## MATERIAL PROVIDED
== Segment start ==

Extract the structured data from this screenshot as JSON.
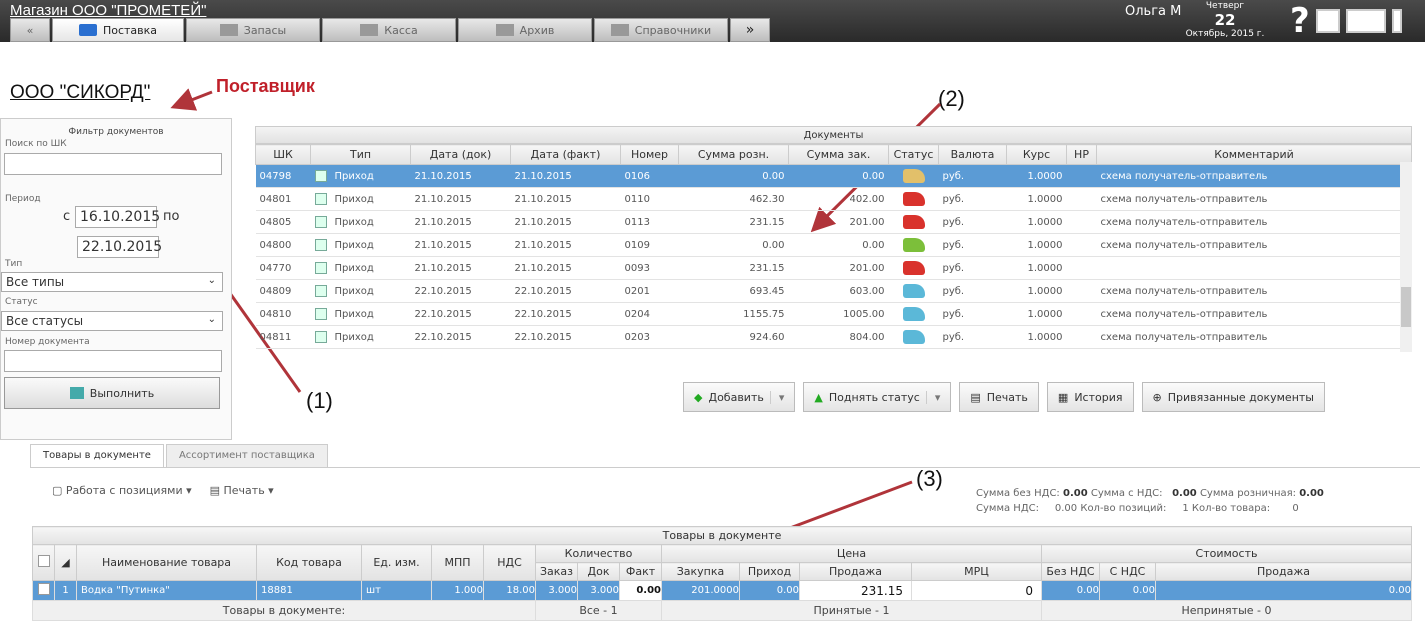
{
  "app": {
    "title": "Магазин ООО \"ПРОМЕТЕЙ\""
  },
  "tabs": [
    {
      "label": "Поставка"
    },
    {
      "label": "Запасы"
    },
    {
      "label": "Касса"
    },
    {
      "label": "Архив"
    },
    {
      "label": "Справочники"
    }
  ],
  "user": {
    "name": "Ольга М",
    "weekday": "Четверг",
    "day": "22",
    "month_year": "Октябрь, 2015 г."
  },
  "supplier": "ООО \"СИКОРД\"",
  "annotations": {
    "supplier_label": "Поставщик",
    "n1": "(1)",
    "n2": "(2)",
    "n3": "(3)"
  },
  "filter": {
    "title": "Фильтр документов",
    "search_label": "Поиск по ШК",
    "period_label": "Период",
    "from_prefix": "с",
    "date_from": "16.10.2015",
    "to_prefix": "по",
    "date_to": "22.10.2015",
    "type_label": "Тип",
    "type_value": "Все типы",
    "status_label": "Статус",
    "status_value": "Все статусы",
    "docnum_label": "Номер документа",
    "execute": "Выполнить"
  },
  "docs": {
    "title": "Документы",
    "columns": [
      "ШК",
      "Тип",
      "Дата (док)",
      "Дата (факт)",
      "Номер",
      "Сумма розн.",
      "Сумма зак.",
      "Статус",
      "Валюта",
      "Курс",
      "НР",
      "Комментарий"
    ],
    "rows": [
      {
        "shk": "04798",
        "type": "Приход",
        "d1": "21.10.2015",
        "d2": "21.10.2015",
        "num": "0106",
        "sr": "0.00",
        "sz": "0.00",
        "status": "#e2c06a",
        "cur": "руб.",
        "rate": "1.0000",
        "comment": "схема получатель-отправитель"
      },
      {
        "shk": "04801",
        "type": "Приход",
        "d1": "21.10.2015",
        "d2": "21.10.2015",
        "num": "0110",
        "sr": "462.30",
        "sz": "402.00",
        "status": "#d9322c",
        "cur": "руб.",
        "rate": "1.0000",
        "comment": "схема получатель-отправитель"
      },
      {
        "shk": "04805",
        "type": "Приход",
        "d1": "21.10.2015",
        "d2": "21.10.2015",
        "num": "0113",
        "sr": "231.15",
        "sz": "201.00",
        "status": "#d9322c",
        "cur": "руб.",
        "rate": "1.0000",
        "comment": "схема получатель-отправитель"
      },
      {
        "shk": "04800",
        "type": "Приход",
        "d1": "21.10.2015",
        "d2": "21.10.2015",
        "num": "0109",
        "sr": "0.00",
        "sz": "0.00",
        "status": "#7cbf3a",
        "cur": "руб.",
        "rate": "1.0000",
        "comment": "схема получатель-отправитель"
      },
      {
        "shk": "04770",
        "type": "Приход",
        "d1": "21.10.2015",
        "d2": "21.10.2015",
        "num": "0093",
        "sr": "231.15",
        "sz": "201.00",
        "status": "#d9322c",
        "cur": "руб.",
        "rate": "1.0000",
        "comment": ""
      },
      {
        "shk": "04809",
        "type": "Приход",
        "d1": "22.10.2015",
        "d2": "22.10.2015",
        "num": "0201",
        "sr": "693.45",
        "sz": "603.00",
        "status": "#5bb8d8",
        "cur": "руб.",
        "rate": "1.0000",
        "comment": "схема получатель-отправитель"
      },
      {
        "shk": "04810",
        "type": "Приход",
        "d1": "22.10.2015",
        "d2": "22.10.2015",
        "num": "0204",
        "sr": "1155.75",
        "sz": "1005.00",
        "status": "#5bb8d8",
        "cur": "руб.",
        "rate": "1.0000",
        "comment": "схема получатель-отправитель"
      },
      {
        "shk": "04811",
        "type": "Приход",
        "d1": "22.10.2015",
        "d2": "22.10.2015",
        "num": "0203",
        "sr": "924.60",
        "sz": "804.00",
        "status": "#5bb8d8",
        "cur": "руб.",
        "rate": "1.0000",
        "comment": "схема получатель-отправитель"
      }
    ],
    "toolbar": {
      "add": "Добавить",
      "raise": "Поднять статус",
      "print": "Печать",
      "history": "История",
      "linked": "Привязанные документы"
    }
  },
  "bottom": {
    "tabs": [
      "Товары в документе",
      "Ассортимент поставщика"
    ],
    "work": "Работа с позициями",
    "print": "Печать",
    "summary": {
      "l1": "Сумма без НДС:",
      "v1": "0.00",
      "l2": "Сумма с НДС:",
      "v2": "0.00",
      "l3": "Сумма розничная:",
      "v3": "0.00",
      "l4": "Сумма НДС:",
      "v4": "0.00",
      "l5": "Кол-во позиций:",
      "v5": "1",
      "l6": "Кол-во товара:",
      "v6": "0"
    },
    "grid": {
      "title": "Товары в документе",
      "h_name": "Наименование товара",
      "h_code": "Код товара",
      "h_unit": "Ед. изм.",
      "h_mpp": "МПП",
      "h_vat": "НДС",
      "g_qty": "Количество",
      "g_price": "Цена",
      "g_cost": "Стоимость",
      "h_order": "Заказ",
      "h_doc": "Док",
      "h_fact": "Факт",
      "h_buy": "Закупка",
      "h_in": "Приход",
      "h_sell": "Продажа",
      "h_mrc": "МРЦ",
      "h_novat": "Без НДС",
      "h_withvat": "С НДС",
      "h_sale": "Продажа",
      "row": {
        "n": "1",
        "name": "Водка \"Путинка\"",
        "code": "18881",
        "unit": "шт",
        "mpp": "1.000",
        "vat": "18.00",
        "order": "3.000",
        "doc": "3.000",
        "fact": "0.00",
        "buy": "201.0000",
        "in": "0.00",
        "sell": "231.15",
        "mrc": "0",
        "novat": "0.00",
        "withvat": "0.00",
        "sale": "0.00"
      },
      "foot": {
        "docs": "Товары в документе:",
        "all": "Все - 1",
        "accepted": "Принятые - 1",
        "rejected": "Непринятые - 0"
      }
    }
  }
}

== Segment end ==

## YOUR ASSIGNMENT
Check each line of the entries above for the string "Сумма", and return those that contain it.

## RESULT OF THIS EXERCISE
      "Сумма розн.",
      "Сумма зак.",
      "l1": "Сумма без НДС:",
      "l2": "Сумма с НДС:",
      "l3": "Сумма розничная:",
      "l4": "Сумма НДС:",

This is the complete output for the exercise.